* **WHAT IS NEEDED**:
List each line of the data that holds the string "Construction", please.

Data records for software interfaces
▬▬▬▬▬▬▬▬▬▬
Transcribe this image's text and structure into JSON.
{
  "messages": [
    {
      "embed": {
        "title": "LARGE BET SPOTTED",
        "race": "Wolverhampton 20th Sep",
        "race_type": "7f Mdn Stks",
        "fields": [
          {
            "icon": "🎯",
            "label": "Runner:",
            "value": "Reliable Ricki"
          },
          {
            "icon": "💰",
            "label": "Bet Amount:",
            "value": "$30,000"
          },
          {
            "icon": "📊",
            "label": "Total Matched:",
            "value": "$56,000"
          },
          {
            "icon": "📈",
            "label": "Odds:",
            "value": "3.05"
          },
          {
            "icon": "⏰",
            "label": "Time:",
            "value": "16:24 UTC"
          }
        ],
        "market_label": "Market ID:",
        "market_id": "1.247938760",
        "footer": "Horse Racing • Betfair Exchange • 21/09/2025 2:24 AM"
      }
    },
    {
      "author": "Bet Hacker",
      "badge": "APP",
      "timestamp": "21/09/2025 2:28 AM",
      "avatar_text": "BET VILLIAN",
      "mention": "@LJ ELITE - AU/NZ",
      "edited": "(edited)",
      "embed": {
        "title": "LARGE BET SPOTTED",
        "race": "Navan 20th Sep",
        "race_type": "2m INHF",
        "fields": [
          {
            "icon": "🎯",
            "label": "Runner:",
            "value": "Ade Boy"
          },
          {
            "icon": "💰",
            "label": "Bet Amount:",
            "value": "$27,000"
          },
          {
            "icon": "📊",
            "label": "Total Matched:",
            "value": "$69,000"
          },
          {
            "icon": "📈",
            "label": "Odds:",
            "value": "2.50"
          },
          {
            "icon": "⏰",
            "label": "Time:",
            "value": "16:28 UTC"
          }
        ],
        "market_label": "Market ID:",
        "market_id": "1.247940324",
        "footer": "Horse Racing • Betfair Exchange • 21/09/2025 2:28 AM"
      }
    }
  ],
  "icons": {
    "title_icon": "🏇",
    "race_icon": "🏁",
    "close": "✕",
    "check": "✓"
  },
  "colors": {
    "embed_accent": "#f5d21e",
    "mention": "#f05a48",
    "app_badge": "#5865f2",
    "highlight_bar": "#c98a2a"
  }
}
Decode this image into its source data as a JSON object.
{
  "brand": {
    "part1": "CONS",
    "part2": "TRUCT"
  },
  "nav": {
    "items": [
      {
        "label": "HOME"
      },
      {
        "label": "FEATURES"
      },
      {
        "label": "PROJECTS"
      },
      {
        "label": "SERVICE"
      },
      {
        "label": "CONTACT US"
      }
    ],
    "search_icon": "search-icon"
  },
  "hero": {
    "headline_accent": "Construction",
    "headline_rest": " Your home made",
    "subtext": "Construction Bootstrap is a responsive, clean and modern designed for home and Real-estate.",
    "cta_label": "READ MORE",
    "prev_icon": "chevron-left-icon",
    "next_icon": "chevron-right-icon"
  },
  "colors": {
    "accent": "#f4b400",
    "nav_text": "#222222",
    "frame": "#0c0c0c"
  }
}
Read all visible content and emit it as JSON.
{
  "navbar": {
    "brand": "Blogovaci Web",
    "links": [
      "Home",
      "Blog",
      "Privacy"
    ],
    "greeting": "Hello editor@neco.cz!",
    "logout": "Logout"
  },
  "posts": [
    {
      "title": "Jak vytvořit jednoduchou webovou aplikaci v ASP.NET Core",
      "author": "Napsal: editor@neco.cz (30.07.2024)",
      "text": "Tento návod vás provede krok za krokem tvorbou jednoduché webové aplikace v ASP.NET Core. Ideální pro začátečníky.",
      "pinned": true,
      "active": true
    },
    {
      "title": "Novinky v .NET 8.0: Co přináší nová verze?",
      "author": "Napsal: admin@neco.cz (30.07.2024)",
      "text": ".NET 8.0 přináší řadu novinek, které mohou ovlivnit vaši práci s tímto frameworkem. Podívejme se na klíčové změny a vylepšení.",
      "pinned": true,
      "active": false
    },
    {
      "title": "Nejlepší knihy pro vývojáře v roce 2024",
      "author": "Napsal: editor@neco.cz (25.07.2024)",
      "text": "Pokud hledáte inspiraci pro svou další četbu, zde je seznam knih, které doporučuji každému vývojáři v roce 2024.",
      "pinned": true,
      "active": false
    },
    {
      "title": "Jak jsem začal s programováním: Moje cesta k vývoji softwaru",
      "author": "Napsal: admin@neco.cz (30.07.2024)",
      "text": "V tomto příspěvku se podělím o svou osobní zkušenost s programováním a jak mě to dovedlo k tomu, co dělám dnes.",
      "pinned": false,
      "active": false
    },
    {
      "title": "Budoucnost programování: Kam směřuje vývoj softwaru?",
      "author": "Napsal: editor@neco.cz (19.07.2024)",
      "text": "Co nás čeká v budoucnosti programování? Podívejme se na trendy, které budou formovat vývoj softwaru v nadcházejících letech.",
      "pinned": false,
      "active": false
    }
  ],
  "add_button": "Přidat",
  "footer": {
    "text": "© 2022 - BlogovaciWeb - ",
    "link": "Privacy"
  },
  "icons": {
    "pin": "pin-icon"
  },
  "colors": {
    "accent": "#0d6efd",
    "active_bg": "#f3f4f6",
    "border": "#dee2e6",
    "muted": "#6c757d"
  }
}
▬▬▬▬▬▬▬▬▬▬
* **TASK OUTPUT**:
    "headline_accent": "Construction",
    "subtext": "Construction Bootstrap is a responsive, clean and modern designed for home and Real-estate.",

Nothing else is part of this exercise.